Lufthansa to Close Germanwings, Slash Group Capacity

 - April 7, 2020, 2:30 PM
Crews prepare to unload baggage from a Germanwings Airbus A319 at Dusseldorf International Airport. (Photo: Flickr: Creative Commons (BY-SA) by airlines470)

This story is part of AIN's continuing coverage of the impact of the coronavirus on aviation.

Lufthansa Group will close its Germanwings low-fare subsidiary and accelerate the consolidation of its Eurowings unit into a single operating entity as part of a sweeping restructuring prompted by the Covid-19 pandemic, the company announced Tuesday. The German group cited projections for a “significant” decline in air travel even after the coronavirus crisis subsides as the primary rationale for a permanent capacity reduction to affect almost all its flight operations.

Fleet cuts include the permanent decommissioning of six Airbus A380s, seven A340-600s, and five Boeing 747-400s at Lufthansa Airlines. Although it had already scheduled the sale of the A380s to Airbus in 2022, the A340 and 747 retirements will lead to the overall reduction of capacity at its hubs in Frankfurt and Munich.
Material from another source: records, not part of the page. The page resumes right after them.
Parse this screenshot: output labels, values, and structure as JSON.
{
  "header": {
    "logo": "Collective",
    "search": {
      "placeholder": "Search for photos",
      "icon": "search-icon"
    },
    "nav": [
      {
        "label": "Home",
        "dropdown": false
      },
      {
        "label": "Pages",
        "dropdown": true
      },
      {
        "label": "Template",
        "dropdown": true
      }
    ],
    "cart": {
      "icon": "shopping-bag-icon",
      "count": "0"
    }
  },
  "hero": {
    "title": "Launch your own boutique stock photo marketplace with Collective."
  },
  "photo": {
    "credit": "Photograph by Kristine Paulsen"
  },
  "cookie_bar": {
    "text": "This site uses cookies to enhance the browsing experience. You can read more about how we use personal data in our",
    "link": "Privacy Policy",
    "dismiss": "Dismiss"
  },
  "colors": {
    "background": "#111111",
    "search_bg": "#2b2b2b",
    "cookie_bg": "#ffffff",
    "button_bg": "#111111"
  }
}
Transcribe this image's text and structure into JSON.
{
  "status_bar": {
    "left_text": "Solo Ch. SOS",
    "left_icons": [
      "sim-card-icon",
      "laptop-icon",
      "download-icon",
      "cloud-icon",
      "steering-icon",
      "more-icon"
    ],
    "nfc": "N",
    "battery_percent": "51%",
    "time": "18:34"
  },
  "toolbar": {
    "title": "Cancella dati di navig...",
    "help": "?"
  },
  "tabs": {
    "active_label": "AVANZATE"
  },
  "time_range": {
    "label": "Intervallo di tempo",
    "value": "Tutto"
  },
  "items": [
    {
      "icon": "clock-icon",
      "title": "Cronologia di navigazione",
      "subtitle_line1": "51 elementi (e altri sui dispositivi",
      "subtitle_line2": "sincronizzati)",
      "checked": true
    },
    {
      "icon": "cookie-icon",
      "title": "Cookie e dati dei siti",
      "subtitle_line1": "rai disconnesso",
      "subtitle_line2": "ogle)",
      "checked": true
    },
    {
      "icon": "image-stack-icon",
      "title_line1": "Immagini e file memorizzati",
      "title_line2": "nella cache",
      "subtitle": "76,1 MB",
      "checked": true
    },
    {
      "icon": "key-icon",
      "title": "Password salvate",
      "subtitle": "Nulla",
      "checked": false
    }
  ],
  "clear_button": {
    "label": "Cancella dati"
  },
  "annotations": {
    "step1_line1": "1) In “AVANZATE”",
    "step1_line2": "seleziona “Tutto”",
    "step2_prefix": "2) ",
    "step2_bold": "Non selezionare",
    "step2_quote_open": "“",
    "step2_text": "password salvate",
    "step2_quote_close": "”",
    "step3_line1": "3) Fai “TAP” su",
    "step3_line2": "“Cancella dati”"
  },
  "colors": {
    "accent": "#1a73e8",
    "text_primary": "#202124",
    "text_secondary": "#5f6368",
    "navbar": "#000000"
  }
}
Separately, Lufthansa will withdraw 11 Airbus A320s from short-haul operations, while regional subsidiary Lufthansa CityLine will withdraw the three A340-300s it has operated since 2015 to long-haul tourist destinations.

Eurowings, meanwhile, will see cuts in both its long-haul and short-haul businesses, including the phase-out of another 10 Airbus A320s. Last June Lufthansa announced that Eurowings would close several bases, focus on short-haul operations aboard Airbus A320-family aircraft, and temper annual capacity growth until 2022 to just 1 percent as part of a major overhaul primarily targeting its long-haul network.

Lufthansa also said restructuring programs already begun at Austrian Airlines and Brussels Airlines will further accelerate, as both companies work to reduce the size of their fleets. Swiss International Air Lines will also adjust its fleet size by delaying deliveries of new Airbus A320neos and consider early retirements of older aircraft.

Finally, the Lufthansa Group airlines have already terminated almost all wet-lease agreements with other airlines.

“The aim remains the same for all employees affected by the restructuring measures: to offer as many people as possible continued employment within the Lufthansa Group,” said the company in a statement. “Therefore, talks with unions and workers councils are to be arranged quickly to discuss, among other things, new employment models in order to keep as many jobs as possible.”